◆ TASK PROMPT
Determine which lines of the records include the word "Activity", and copy them.

◆ RECORDS SUPPLIED
============

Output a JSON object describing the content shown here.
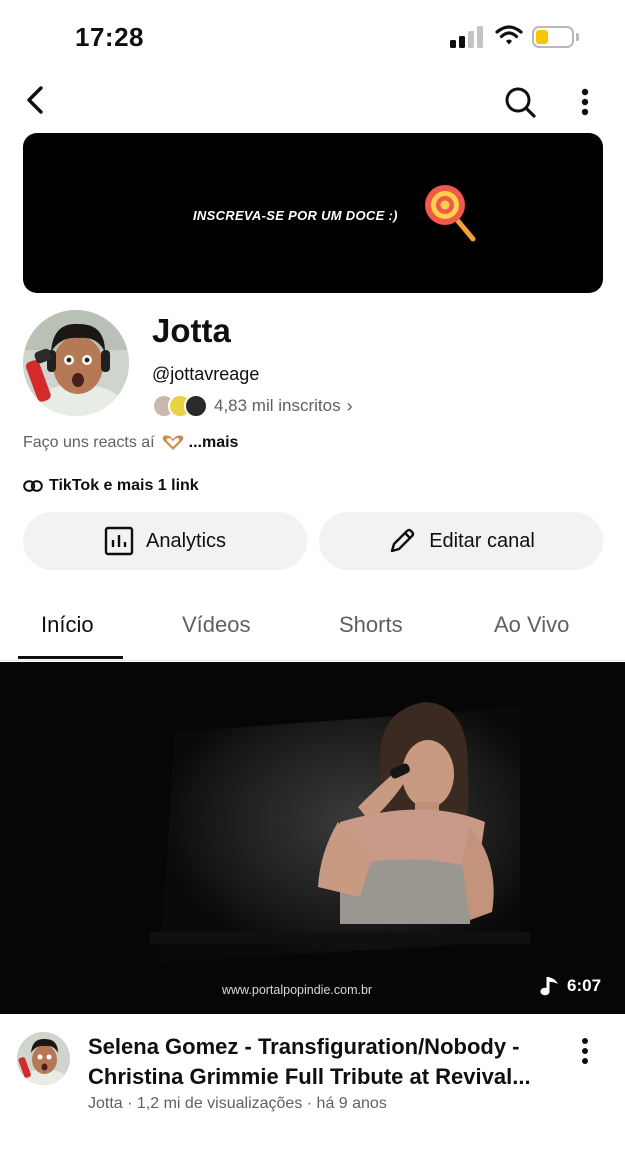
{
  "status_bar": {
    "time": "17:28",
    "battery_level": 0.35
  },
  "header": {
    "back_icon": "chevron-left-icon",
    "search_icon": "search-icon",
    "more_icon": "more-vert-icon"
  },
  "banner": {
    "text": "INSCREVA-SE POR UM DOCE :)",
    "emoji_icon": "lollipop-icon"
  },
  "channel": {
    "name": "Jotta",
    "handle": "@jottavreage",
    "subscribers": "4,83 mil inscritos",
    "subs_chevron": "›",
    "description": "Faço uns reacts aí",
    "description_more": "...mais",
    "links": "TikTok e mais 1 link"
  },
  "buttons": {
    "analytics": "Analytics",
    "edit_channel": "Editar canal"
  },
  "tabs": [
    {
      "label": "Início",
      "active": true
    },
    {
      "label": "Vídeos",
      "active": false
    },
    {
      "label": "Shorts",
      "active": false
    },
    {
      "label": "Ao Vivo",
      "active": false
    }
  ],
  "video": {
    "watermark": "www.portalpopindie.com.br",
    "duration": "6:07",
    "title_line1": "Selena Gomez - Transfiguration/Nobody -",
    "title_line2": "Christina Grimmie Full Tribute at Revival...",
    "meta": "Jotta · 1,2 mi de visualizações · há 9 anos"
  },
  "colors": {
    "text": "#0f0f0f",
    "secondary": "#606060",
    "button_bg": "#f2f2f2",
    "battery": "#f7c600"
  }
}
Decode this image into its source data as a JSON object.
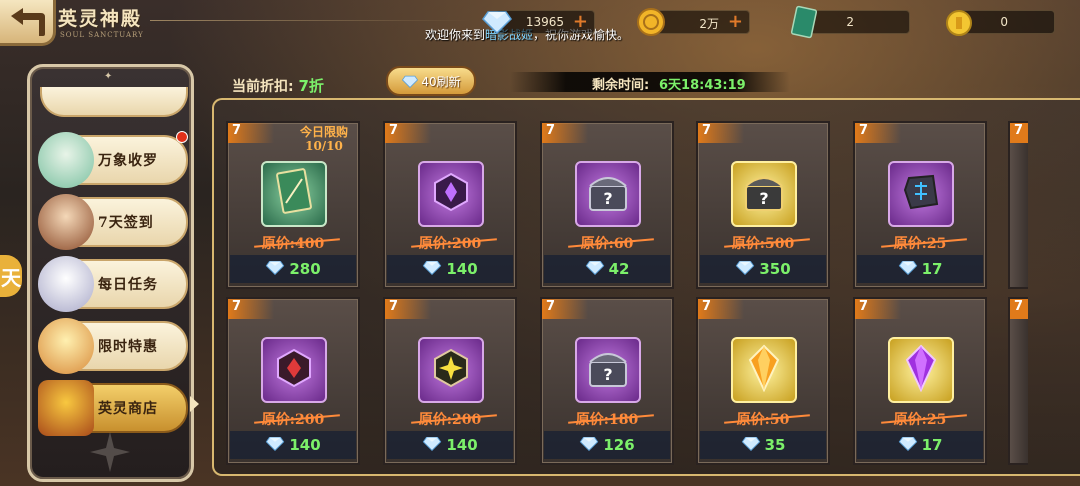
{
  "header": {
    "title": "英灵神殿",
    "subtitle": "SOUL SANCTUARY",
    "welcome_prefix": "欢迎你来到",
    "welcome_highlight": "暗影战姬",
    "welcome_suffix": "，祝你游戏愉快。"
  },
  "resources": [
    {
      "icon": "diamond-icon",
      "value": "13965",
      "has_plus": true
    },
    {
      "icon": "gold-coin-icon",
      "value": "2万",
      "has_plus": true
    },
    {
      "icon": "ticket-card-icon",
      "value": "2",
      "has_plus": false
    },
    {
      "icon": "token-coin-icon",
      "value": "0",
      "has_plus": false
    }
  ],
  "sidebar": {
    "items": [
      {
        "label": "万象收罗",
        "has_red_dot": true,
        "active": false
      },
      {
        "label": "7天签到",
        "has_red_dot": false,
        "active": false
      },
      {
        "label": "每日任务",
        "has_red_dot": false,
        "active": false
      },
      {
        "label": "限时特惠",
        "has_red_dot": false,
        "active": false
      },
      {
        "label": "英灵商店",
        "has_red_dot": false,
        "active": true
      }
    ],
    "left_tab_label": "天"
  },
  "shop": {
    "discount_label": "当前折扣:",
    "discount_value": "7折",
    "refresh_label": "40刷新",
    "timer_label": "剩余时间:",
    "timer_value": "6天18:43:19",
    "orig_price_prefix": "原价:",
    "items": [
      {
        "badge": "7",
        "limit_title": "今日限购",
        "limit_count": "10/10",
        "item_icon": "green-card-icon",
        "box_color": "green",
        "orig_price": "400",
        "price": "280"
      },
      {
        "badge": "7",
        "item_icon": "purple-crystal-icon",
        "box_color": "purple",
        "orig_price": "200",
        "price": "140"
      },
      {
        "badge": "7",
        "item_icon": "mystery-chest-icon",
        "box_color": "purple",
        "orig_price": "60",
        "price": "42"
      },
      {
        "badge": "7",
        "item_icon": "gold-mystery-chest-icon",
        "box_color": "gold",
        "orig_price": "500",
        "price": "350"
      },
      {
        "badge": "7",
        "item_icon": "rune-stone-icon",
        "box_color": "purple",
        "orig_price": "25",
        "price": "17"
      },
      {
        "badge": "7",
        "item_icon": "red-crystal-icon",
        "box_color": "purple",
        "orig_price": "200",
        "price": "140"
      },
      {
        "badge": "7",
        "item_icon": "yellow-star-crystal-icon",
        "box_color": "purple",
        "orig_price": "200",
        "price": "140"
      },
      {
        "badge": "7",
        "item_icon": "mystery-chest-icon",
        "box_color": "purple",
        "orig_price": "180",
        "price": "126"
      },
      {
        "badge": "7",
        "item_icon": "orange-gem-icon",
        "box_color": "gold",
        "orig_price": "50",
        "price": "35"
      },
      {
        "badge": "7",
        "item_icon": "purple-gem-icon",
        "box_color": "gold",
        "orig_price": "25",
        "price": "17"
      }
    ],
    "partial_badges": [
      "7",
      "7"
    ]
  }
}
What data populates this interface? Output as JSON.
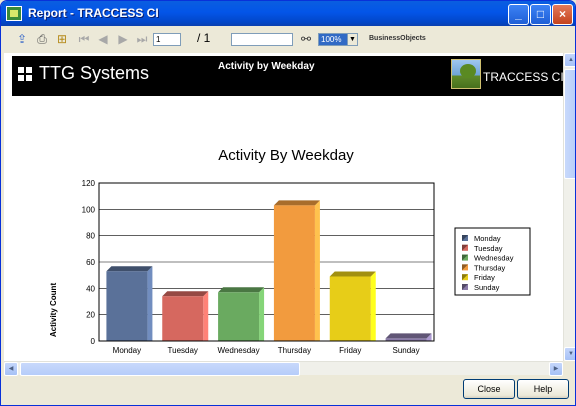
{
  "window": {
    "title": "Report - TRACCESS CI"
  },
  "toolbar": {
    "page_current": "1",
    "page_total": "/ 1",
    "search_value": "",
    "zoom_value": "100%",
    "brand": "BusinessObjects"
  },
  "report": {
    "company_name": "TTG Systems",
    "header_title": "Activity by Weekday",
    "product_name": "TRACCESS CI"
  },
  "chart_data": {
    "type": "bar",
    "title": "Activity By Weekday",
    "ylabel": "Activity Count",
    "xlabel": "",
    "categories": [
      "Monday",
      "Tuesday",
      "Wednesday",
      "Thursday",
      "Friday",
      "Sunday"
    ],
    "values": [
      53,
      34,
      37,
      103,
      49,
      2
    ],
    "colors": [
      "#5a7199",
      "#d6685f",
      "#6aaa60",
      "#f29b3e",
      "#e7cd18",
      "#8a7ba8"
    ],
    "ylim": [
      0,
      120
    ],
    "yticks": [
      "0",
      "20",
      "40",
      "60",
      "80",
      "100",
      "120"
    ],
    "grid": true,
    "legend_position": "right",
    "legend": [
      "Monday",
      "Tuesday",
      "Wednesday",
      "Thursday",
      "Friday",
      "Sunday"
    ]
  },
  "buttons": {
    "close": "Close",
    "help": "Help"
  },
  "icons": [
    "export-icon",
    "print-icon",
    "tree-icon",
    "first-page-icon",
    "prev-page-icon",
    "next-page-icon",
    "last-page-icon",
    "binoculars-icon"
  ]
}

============

◆ EXPECTED OUTPUT
    "header_title": "Activity by Weekday",
    "title": "Activity By Weekday",
    "ylabel": "Activity Count",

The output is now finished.